■ TASK GOAL
Wherever the string "View" appears in the records, return the line that holds it.

■ DATA TO EXAMINE
* * * * * * *

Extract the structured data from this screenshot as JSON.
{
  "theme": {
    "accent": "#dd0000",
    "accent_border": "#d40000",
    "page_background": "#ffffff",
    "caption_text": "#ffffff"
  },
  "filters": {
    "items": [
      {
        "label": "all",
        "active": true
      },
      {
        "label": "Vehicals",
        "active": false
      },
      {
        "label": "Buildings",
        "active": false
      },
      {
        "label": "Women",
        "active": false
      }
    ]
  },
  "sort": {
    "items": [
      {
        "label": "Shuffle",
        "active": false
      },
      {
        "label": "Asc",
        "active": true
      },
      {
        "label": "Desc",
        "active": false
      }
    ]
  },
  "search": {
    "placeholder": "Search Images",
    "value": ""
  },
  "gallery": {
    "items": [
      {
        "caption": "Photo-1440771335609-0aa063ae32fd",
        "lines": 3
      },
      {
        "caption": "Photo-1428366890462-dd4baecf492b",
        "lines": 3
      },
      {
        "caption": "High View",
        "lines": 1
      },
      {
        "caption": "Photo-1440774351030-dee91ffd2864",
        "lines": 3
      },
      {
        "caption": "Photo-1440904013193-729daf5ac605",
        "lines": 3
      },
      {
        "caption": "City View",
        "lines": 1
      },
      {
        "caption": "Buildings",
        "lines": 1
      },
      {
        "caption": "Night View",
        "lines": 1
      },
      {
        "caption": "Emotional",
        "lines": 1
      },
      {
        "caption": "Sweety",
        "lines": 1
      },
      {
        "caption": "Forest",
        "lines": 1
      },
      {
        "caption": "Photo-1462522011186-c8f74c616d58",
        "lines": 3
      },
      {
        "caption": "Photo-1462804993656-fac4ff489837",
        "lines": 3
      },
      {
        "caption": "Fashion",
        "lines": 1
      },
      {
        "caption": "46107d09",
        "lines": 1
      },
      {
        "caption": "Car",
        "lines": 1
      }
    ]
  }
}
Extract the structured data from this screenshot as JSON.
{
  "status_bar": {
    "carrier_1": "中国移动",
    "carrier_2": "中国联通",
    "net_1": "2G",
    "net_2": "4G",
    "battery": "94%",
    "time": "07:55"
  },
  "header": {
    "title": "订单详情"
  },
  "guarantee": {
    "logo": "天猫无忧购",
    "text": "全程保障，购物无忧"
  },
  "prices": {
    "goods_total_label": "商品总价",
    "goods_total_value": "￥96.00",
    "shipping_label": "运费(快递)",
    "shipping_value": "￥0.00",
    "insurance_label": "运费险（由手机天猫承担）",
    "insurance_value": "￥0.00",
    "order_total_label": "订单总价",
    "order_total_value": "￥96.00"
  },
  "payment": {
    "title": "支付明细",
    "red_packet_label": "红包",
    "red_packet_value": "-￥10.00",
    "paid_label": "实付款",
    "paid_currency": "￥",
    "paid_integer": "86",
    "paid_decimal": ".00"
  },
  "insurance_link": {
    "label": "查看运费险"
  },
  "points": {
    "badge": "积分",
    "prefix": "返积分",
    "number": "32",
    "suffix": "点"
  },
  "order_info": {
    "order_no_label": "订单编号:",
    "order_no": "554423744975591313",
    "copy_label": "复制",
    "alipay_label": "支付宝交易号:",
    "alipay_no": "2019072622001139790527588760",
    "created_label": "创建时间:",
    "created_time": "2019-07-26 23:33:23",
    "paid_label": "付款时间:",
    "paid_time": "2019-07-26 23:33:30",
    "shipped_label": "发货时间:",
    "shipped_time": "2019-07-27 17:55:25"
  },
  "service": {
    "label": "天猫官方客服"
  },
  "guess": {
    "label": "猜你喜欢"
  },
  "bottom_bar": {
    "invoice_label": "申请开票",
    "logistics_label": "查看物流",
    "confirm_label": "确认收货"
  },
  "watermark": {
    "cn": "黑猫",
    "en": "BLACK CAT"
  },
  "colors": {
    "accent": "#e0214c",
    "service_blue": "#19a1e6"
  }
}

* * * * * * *

■ EXERCISE SOLUTION
        "caption": "High View",
        "caption": "City View",
        "caption": "Night View",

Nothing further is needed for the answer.